  2. One can only wonder whether Mr. Kimmel was paid for his work by Mr. Burgh ... or whether that bill fell to the citizens of Indiana, many of whom cannot afford attorneys for important matters. It really doesn't take a judge(s) to know that "pavement" can be considered a deadly weapon. It only takes a brain and some education or thought. I'm glad to see the conviction was upheld although sorry to see that the asphalt could even be considered "an issue".

  3. In response to bryanjbrown: thank you for your comment. I am familiar with Paul Ogden (and applaud his assistance to Shirley Justice) and have read of Gary Welsh's (strange) death (and have visited his blog on many occasions). I am not familiar with you (yet). I lived in Kosciusko county, where the sheriff was just removed after pleading in what seems a very "sweetheart" deal. Unfortunately, something NEEDS to change since the attorneys won't (en masse) stand up for ethics (rather making a show to please the "rules" and apparently the judges). I read that many attorneys are underemployed. Seems wisdom would be to cull the herd and get rid of the rotting apples in practice and on the bench, for everyone's sake as well as justice. I'd like to file an attorney complaint, but I have little faith in anything (other than the most flagrant and obvious) resulting in action. My own belief is that if this was medicine, there'd be maimed and injured all over and the carnage caused by "the profession" would be difficult to hide. One can dream ... meanwhile, back to figuring out to file a pro se "motion to dismiss" as well as another court required paper that Indiana is so fond of providing NO resources for (unlike many other states, who don't automatically assume that citizens involved in the court process are scumbags) so that maybe I can get the family law attorney - whose work left me with no settlement, no possessions and resulted in the death of two pets (etc ad nauseum) - to stop abusing the proceedings supplemental and small claims rules and using it as a vehicle for harassment and apparently, amusement.
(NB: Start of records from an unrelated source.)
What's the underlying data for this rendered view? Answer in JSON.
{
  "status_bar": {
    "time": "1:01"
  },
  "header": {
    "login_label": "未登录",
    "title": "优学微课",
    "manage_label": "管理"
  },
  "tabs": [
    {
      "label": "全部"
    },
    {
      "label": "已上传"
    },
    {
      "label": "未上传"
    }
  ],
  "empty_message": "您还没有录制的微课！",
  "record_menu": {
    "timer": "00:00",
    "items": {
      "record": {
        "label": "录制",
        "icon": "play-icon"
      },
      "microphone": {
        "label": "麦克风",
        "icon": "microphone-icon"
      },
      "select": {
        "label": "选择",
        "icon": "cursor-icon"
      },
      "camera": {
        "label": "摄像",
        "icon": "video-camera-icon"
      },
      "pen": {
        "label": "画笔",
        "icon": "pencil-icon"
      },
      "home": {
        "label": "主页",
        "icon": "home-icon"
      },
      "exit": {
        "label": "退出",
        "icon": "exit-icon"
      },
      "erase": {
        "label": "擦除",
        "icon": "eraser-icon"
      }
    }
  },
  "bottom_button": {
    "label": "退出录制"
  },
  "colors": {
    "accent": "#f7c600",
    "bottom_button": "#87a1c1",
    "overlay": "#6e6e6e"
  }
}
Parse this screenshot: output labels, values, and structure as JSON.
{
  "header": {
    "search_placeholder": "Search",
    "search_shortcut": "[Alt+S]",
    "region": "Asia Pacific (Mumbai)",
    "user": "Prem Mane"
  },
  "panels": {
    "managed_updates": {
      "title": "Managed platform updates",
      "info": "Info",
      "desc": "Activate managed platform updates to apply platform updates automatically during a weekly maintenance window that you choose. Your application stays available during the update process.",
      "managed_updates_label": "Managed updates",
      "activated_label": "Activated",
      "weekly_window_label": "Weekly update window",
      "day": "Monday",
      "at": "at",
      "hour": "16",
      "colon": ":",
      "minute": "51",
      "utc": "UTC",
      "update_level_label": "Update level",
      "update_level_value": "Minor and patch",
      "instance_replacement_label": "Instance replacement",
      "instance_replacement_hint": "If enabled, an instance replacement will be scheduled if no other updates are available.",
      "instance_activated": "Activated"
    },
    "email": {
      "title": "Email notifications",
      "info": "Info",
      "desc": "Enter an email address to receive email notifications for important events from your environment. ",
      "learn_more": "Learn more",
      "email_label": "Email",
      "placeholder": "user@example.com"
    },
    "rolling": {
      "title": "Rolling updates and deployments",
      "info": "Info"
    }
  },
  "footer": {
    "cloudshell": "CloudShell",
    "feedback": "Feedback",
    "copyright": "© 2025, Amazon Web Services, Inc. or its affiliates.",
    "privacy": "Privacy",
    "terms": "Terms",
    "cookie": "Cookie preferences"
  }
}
  4. Been on social security sense sept 2011 2massive strokes open heart surgery and serious ovarian cancer and a blood clot in my lung all in 14 months. Got a letter in may saying that i didn't qualify and it was in form like i just applied ,called social security she said it don't make sense and you are still geting a check in june and i did ,now i get a check from my part D asking for payment for july because there will be no money for my membership, call my prescription coverage part D and confirmed no check will be there.went to social security they didn't want to answer whats going on just said i should of never been on it .no one knows where this letter came from was California im in virginia and been here sense my strokes and vcu filed for my disability i was in the hospital when they did it .It's like it was a error . My ,mothers social security was being handled in that office in California my sister was dealing with it and it had my social security number because she died last year and this letter came out of the same office and it came at the same time i got the letter for my mother benefits for death and they had the same date of being typed just one was on the mail Saturday and one on Monday. . I think it's a mistake and it should been fixed instead there just getting rid of me .i never got a formal letter saying when i was being tsken off.

  5. Employers should not have racially discriminating mind set. It has huge impact on the society what the big players do or don't do in the industry. Background check is conducted just to verify whether information provided by the prospective employee is correct or not. It doesn't have any direct combination with the rejection of the employees. If there is rejection, there should be something effective and full-proof things on the table that may keep the company or the people associated with it in jeopardy.

ADVERTISEMENT